Leadership, Innovation, Strategy for Higher Education
The old-school lecture is taking a thumping. In a world where more and more of our experiences are web-based and disconnected from location and time, the idea that we would find it logical to get students to get together in a single location at a specific time to hear a presentation seems increasingly odd.
“Imagine”, Donald Clark writes, “if a movie were shown only once. Or your local newspaper was read out just once a day in the local square. Or novelists read their books out once to an invited audience. That’s face-to-face lectures for you: it’s that stupid.”
Others focus more on the instructional value of lectures — regardless of the role of technology. Graham Gibbs:
“More than 700 studies have confirmed that lectures are less effective than a wide range of methods for achieving almost every educational goal you can think of. Even for the straightforward objective of transmitting factual information, they are no better than a host of alternatives, including private reading. Moreover, lectures inspire students less than other methods, and lead to less study afterwards.”
So why do we hang on to lectures?
Explanations of the persistence of lectures point to the usual suspects: the challenge of introducing new instructional strategies, the dictates of the physical space, class size, the difficulty (and possibly anxiety) about using more interactive instructional experiences, and more.
One factor that we may not have considered is how lectures fit into a broader cultural framework that privileges original and live events (or one-of-a-kind objects) over reproductions and technologically-mediated experiences.
A line was drawn during Modernity between cultural practices and artefacts — such as paintings — that are original and one-of-a-kind — and reproductions of the original, made possible by technology. The original is highly valued; the reproduction, far less so. This basic distinction unfolds in different arenas in roughly the same fashion:
The increased capacity to make reproductions, according to theorists like Walter Benjamin of The Frankfurt School, served to reconfigure the meaning and value of both the original and the copy. The presence of ubiquitous copies can weaken the value of the original, but it still maintains a privileged status. The original has an “aura”. (See “The Work of Art in the Age of Mechanical Reproduction“, 1936.)
The shift from lectures to digital higher education is not merely a migration from one instructional model to another, but a shift from a one-time, “original”, live event or object to a recorded and reproducible event or object.

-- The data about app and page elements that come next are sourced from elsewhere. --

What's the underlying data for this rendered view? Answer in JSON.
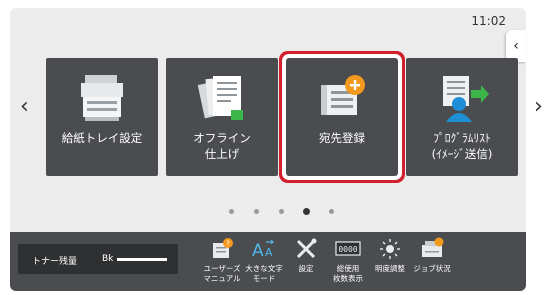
{
  "clock": "11:02",
  "side_tab_icon": "chevron-left-icon",
  "nav": {
    "prev_icon": "chevron-left-icon",
    "next_icon": "chevron-right-icon"
  },
  "tiles": [
    {
      "label": "給紙トレイ設定",
      "icon": "printer-icon"
    },
    {
      "label": "オフライン\n仕上げ",
      "icon": "document-stack-icon"
    },
    {
      "label": "宛先登録",
      "icon": "address-book-add-icon",
      "selected": true
    },
    {
      "label": "ﾌﾟﾛｸﾞﾗﾑﾘｽﾄ\n(ｲﾒｰｼﾞ送信)",
      "icon": "program-list-send-icon"
    }
  ],
  "pagination": {
    "count": 5,
    "active": 4
  },
  "toner": {
    "label": "トナー残量",
    "color": "Bk",
    "level_percent": 100
  },
  "tools": [
    {
      "label": "ユーザーズ\nマニュアル",
      "icon": "manual-icon"
    },
    {
      "label": "大きな文字\nモード",
      "icon": "large-text-icon"
    },
    {
      "label": "設定",
      "icon": "wrench-icon"
    },
    {
      "label": "総使用\n枚数表示",
      "icon": "counter-icon"
    },
    {
      "label": "明度調整",
      "icon": "brightness-icon"
    },
    {
      "label": "ジョブ状況",
      "icon": "job-status-icon"
    }
  ],
  "colors": {
    "tile": "#4a4c4f",
    "highlight": "#d21f2d",
    "accent_orange": "#f39a1e",
    "accent_green": "#3cb54a",
    "accent_blue": "#1e8fd6"
  }
}
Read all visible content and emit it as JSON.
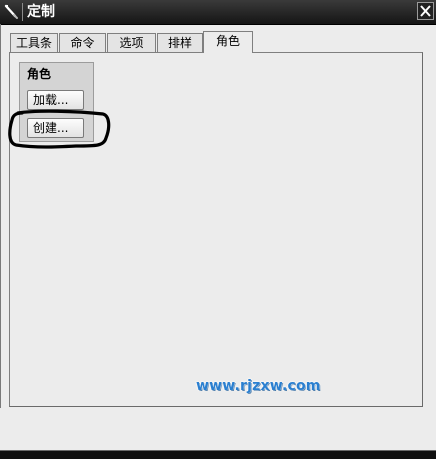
{
  "window": {
    "title": "定制",
    "icon": "tool-wrench-icon",
    "close_icon": "close-icon"
  },
  "tabs": [
    {
      "label": "工具条",
      "active": false
    },
    {
      "label": "命令",
      "active": false
    },
    {
      "label": "选项",
      "active": false
    },
    {
      "label": "排样",
      "active": false
    },
    {
      "label": "角色",
      "active": true
    }
  ],
  "role_group": {
    "title": "角色",
    "load_button": "加载...",
    "create_button": "创建..."
  },
  "watermark": "www.rjzxw.com",
  "colors": {
    "titlebar": "#222222",
    "panel": "#ececec",
    "group": "#d4d4d4",
    "watermark": "#2a7fd0",
    "annotation": "#000000"
  }
}
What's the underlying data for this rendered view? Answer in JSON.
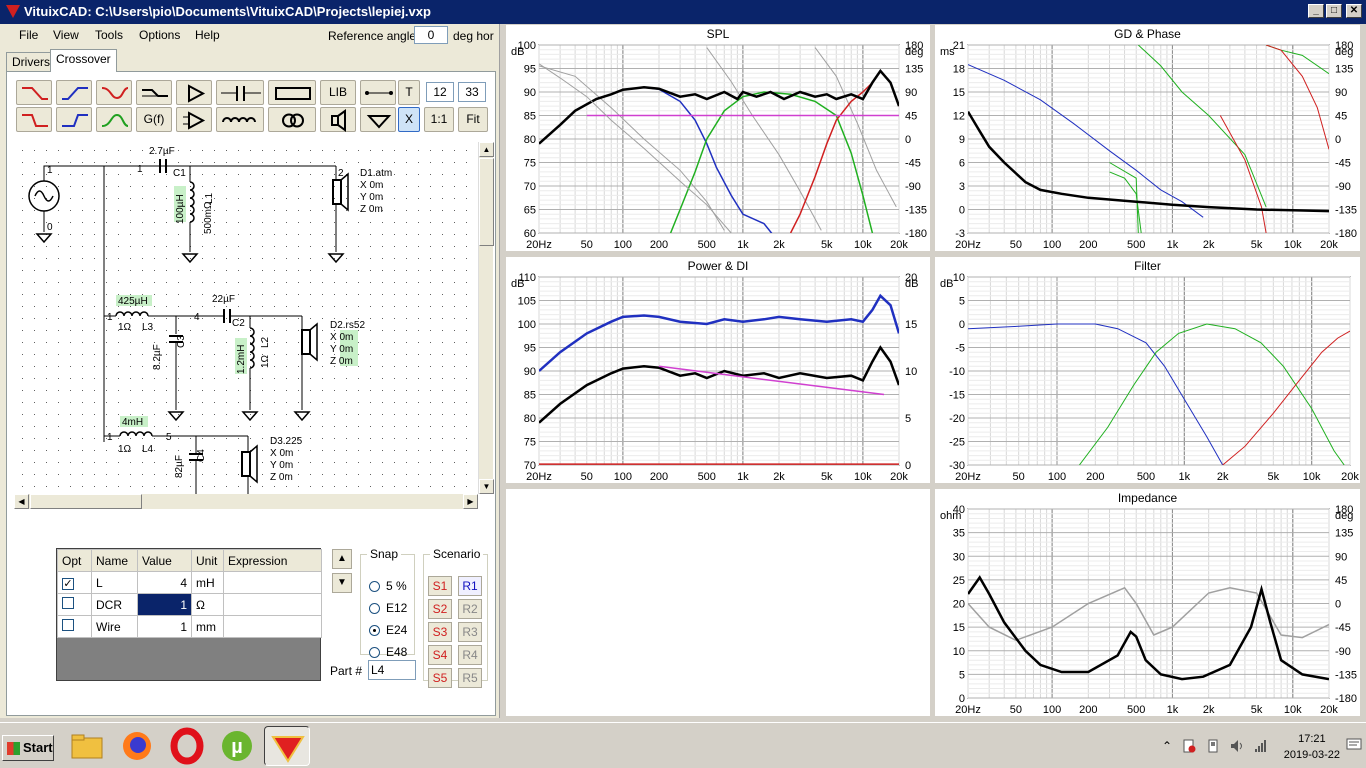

As with art and other cultural artefacts and practices, the original is privileged.
The distinctions often reveal themselves through language; the choice of words and the metaphors we use. Defenders of the lecture, like Mark Edmundson tell us that “Every memorable class is a bit like a jazz composition. There is the basic melody that you work with. It is defined by the syllabus. But there is also a considerable measure of improvisation against that disciplining background.” The lecture, Abigail Walthausen explains, “is an art, and like other arts such as painting, musicianship and writing, it takes real dedication and many hours of practice to excel at.”
Clay Shirky rightly notes that defenders of lectures believe that face-to-face education is the only “real” education — everything else is a facsimile, at best. (Shirky proposed The MOOC Criticism Drinking Game: take a swig whenever someone says “real”, “true”, or “genuine” when questioning the value of MOOCs.)
Given that we tend to privilege live/original experiences, it is understandable that academics would celebrate the live educational format — and want to protect their place within it. There are few professions that involve strapping on a microphone and speaking to large groups of people — sometimes hundreds at a time — on a daily basis. Fewer occupations, still, call for the professional to offer their own unique perspective on a topic. (The sacred but often questioned link between teaching and research is key here.) I wouldn’t be the first to identify the link between the identity of the academic and the archetype of the lone artist — an individual working doggedly on a personal project before presenting it to the world.
Dr. Keith Hampson is Managing Director, Client Innovation at Acrobatiq, a Carnegie Mellon University venture born out of CMU’s long history in cognitive science, human-computer interaction, and software engineering. @Acrobatiq